*Try it:*
Which lines of the entries below contain the string "data"? Copy each one.

Stored records:
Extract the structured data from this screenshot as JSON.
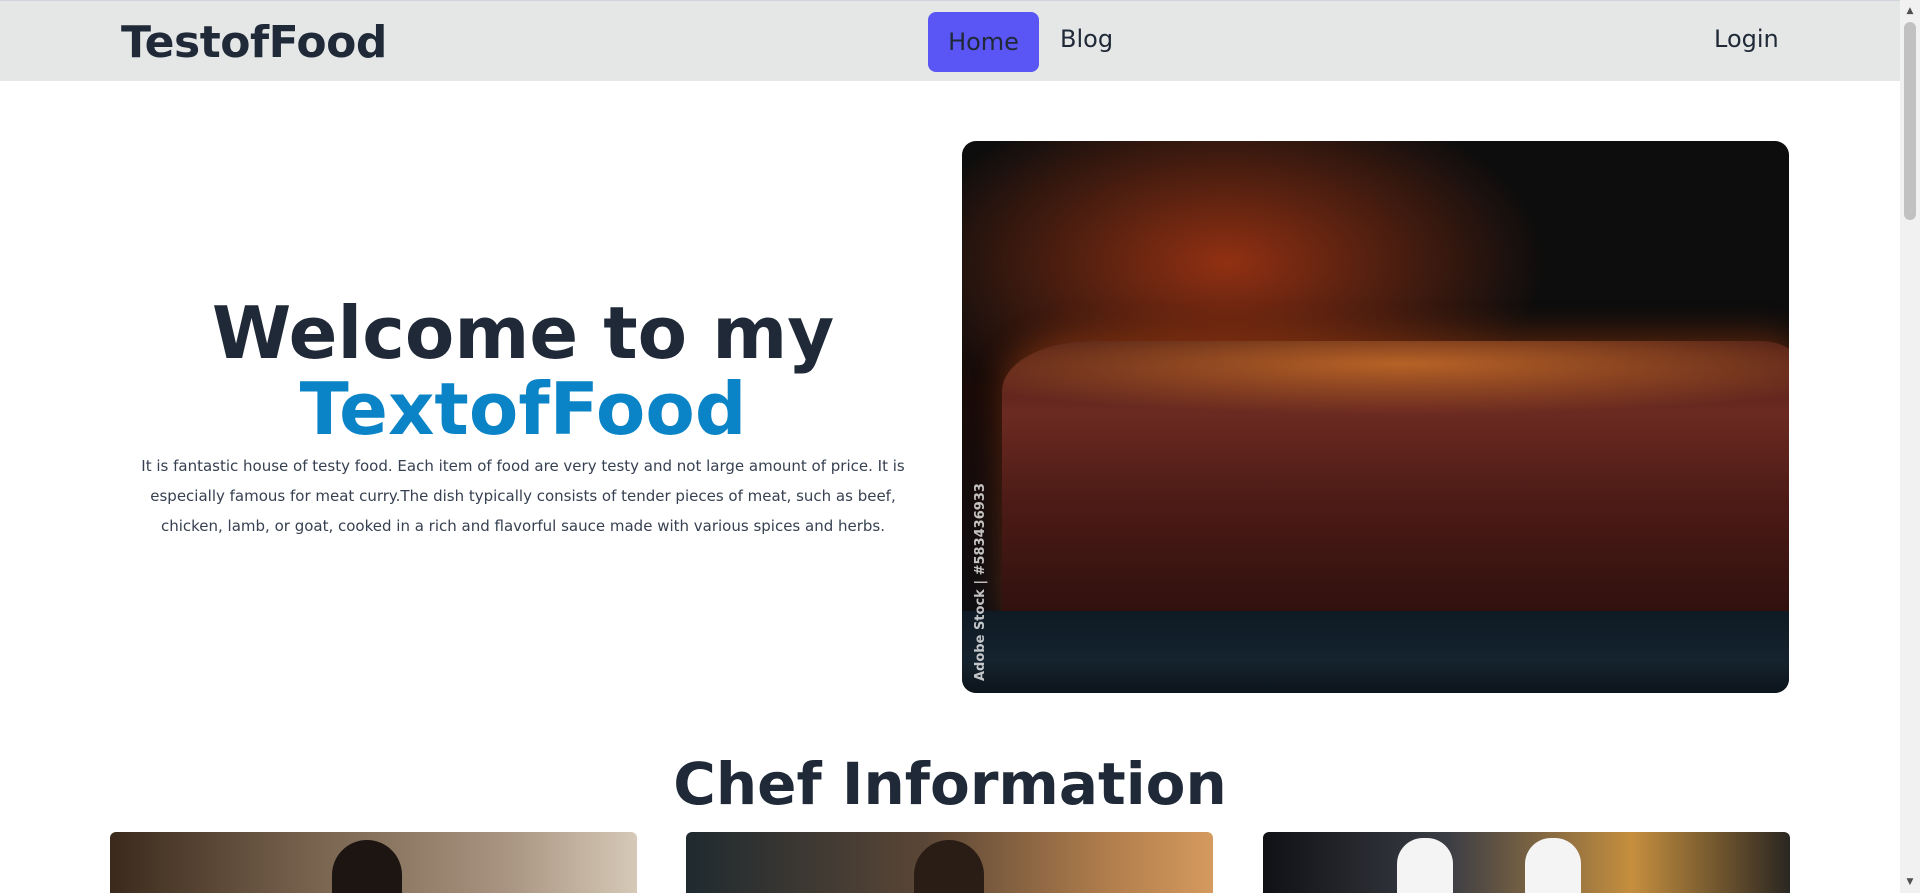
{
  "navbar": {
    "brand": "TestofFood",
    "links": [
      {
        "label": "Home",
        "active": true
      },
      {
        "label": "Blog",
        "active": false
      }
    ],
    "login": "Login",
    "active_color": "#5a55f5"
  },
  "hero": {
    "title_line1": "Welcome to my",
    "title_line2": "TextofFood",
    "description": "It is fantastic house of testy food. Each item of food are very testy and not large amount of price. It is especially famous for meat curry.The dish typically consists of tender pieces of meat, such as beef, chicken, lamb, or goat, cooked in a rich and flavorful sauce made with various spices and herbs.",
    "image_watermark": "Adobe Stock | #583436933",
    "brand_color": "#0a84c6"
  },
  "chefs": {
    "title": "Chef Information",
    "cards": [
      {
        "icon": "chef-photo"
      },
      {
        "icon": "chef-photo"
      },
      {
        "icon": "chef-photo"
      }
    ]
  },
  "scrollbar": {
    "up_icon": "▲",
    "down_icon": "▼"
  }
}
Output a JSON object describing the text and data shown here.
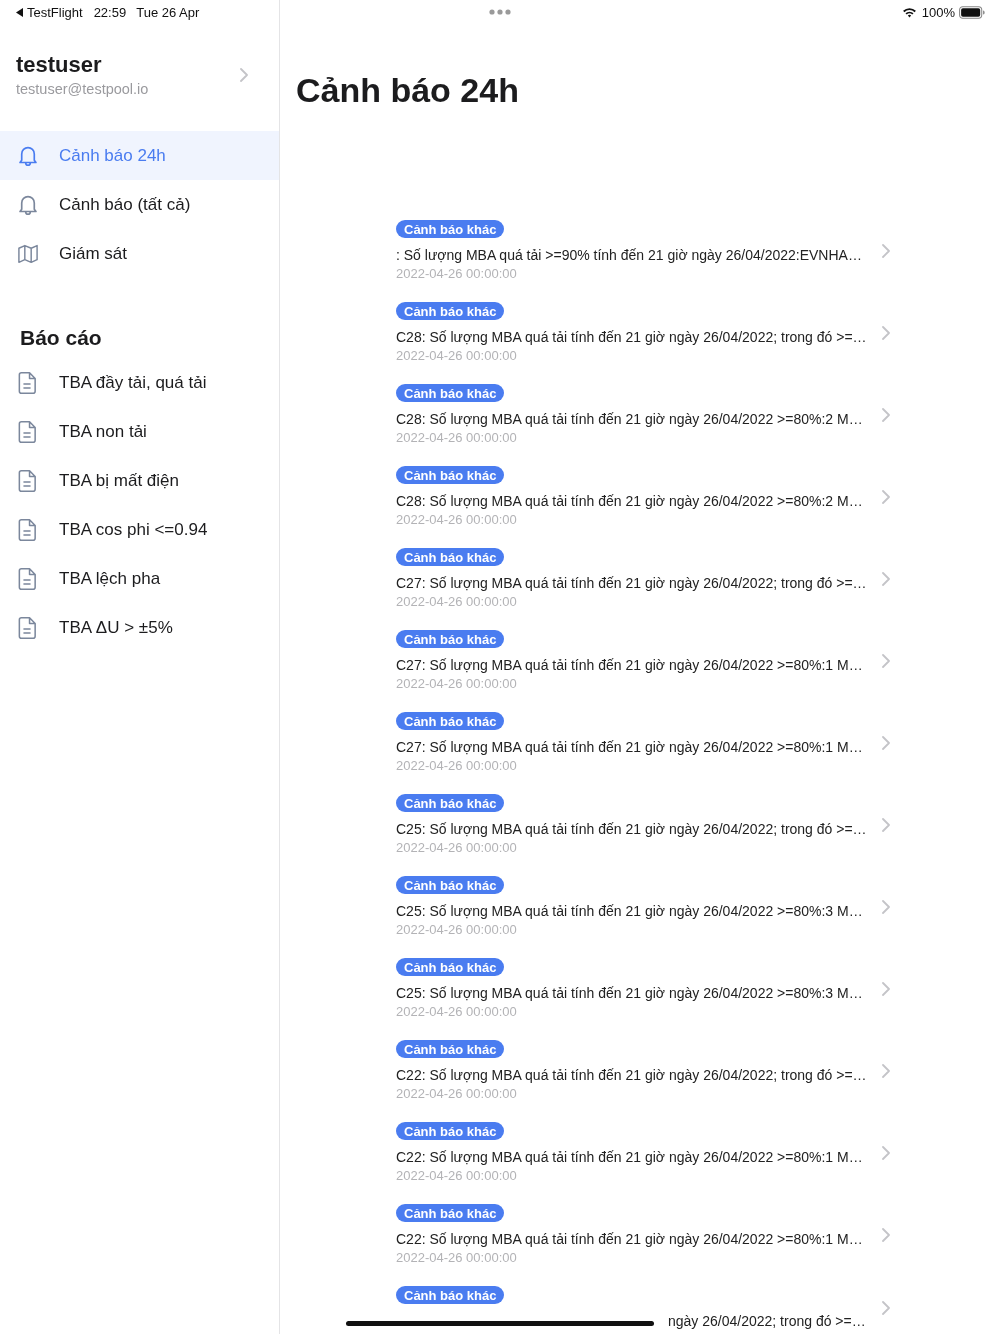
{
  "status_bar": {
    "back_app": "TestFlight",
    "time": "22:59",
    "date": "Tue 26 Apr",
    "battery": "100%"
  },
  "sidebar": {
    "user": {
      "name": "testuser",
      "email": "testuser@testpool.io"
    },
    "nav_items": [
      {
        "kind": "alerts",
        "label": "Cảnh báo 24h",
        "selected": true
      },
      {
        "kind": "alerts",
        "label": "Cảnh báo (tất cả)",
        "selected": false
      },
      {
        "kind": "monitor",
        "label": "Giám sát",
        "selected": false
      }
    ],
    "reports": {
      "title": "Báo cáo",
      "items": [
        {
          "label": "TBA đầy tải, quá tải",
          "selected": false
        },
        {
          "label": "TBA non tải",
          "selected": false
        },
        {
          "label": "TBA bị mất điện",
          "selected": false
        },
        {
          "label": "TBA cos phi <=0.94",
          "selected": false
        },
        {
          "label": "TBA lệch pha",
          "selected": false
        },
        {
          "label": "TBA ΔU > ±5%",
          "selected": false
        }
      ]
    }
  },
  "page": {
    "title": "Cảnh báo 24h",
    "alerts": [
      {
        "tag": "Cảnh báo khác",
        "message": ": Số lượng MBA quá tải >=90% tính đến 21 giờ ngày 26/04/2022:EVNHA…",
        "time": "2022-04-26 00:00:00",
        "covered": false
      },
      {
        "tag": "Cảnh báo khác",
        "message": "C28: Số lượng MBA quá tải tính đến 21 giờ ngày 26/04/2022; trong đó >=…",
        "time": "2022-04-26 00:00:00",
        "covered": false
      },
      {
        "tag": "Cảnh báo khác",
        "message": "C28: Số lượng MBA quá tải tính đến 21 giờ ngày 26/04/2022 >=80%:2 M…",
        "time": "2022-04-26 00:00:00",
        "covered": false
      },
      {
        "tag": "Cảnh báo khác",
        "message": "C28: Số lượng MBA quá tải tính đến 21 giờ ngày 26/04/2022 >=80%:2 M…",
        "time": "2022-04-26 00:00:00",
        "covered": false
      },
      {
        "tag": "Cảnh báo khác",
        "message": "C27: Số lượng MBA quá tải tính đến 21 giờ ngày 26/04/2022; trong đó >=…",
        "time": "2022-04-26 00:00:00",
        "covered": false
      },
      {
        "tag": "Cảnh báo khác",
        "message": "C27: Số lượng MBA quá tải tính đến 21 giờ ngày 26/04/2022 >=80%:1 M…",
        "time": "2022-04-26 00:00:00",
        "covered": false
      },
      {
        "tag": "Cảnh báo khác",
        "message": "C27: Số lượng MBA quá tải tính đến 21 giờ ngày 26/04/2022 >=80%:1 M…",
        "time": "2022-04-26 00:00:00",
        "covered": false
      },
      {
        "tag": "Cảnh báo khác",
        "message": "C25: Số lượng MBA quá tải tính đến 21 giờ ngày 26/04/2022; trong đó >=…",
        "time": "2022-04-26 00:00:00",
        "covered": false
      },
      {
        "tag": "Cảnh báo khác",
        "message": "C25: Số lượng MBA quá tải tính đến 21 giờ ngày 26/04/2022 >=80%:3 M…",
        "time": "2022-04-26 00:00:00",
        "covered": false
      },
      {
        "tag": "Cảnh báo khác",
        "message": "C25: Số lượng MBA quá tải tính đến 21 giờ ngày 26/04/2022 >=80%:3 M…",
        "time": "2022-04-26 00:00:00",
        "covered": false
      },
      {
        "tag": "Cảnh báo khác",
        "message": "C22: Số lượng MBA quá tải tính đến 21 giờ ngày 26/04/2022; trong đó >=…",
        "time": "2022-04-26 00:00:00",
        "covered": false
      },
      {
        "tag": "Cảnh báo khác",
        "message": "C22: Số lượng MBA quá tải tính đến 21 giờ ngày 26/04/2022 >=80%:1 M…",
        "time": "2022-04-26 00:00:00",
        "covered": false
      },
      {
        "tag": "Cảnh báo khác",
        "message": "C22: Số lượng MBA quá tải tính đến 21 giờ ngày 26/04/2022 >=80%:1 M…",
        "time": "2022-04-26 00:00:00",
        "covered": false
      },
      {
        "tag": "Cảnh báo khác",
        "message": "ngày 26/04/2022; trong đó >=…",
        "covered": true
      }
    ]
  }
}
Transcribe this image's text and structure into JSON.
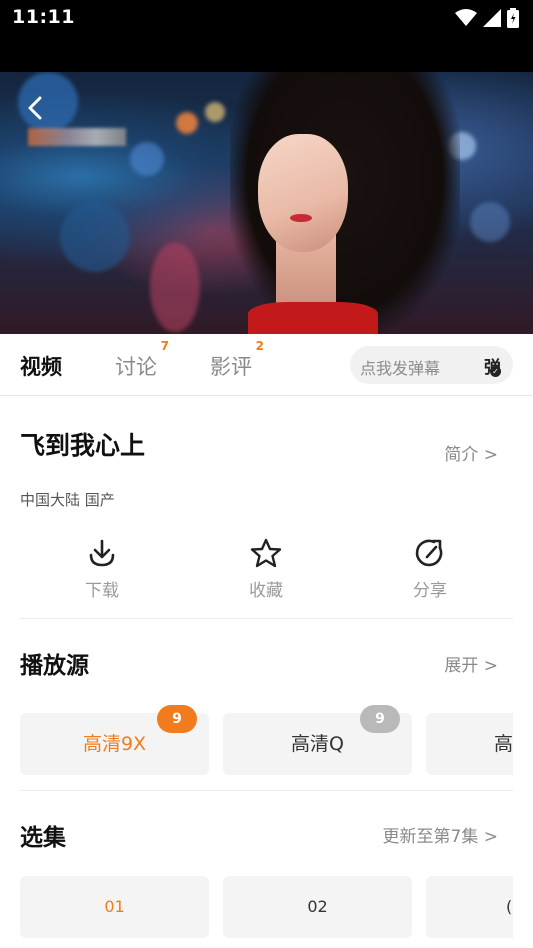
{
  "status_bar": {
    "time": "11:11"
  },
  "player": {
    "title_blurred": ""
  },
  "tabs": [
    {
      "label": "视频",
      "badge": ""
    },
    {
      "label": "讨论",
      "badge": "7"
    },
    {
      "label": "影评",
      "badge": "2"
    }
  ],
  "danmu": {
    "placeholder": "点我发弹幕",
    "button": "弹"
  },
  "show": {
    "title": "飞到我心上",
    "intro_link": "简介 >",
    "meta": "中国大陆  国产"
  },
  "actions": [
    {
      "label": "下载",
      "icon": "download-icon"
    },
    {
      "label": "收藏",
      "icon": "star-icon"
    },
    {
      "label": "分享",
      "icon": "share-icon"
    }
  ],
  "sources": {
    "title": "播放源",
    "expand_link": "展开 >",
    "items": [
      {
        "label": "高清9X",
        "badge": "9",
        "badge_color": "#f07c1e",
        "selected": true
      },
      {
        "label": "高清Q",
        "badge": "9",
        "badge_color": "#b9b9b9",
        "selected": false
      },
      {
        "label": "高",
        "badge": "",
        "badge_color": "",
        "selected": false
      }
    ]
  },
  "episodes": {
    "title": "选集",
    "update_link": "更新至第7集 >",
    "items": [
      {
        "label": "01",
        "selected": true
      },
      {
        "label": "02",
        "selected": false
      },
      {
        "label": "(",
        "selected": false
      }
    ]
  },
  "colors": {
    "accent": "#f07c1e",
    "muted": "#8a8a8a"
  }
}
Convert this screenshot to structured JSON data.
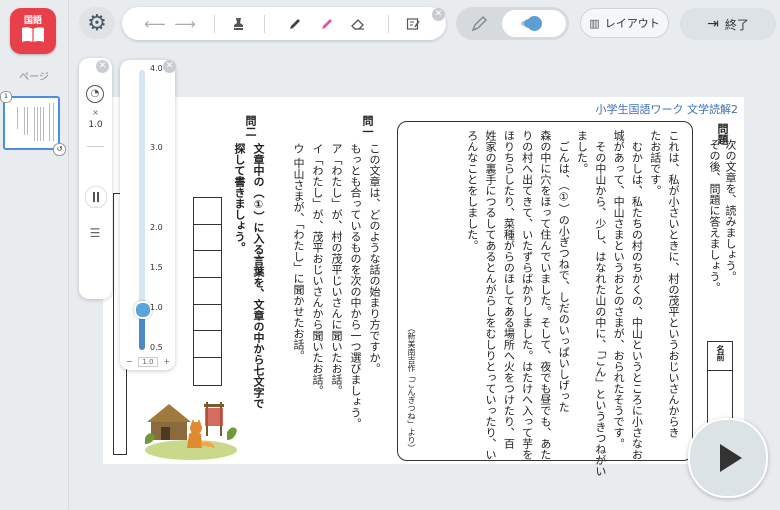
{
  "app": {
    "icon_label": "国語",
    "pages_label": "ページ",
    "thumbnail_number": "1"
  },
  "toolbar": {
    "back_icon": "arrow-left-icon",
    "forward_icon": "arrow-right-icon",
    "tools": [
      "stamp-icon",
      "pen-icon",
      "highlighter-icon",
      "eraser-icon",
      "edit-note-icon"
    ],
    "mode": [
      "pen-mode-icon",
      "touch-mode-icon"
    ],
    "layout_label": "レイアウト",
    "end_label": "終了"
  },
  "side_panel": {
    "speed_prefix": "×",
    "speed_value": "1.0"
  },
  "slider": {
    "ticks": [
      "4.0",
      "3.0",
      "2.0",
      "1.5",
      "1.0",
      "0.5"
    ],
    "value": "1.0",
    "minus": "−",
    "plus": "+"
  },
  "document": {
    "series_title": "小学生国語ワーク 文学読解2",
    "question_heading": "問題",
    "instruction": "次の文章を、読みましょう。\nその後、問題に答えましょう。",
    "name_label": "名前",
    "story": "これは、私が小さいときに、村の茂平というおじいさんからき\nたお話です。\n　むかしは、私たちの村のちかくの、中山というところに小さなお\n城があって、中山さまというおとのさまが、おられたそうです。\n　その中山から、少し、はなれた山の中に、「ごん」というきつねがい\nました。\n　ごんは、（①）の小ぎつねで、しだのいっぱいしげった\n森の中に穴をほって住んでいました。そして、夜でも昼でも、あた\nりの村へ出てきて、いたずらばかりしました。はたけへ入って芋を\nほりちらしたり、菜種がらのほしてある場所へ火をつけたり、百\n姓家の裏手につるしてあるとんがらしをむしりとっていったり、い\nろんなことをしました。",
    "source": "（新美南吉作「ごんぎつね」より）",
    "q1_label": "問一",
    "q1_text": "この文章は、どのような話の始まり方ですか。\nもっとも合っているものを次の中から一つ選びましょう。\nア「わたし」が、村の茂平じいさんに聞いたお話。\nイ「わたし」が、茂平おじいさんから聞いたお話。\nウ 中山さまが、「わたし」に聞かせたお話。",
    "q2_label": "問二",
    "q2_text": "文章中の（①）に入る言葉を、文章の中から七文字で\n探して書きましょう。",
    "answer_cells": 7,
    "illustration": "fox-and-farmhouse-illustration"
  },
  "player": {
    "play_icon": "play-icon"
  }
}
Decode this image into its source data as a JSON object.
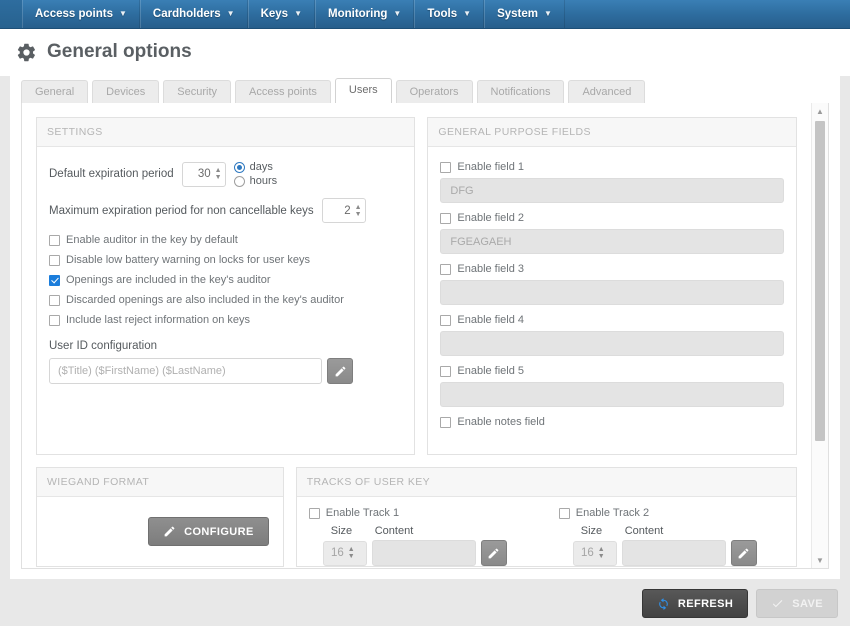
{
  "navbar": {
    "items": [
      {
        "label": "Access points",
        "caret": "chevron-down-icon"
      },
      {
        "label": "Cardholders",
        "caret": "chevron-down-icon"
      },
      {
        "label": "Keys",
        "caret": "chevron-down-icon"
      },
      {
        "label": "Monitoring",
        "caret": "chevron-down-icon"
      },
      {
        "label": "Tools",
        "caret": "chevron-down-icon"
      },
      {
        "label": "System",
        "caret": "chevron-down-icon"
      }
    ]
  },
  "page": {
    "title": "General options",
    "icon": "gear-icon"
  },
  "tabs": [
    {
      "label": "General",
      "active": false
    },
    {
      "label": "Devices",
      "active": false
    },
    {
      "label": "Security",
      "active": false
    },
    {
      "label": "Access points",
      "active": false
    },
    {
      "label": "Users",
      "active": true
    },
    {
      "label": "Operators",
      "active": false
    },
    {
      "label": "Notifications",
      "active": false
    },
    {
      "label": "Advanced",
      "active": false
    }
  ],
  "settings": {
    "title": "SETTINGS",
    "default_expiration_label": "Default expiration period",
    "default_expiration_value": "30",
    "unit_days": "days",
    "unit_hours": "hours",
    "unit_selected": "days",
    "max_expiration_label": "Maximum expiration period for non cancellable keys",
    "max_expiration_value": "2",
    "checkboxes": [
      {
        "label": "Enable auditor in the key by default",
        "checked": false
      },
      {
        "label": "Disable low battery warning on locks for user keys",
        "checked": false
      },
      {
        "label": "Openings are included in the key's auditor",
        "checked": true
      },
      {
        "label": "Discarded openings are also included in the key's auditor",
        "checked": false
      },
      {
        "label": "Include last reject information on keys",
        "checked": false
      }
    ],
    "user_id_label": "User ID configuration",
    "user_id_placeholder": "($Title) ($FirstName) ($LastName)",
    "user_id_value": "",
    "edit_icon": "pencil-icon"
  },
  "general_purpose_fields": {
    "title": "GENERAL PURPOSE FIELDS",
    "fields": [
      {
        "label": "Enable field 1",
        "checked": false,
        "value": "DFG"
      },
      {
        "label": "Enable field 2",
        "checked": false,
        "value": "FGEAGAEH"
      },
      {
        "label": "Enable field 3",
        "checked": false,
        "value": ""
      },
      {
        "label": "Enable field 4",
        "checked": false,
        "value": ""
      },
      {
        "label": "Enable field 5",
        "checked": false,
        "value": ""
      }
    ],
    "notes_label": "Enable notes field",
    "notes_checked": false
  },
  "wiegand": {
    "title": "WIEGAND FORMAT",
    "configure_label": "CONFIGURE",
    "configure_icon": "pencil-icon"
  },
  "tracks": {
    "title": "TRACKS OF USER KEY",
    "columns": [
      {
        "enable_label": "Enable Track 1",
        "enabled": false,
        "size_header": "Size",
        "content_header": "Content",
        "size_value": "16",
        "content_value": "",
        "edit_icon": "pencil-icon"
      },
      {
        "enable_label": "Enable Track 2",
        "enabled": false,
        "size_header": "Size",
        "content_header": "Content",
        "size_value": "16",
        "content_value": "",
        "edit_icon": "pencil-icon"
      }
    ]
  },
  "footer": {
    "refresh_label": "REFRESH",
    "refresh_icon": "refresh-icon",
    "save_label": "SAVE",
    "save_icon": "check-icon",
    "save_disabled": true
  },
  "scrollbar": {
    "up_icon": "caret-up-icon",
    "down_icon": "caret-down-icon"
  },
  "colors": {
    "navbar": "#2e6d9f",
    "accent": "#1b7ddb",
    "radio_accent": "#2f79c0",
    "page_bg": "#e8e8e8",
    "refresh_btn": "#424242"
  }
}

*Expected output:*
Extract the structured data from this screenshot as JSON.
Output a JSON object describing the text and data shown here.
Convert this screenshot to structured JSON data.
Decode this image into its source data as a JSON object.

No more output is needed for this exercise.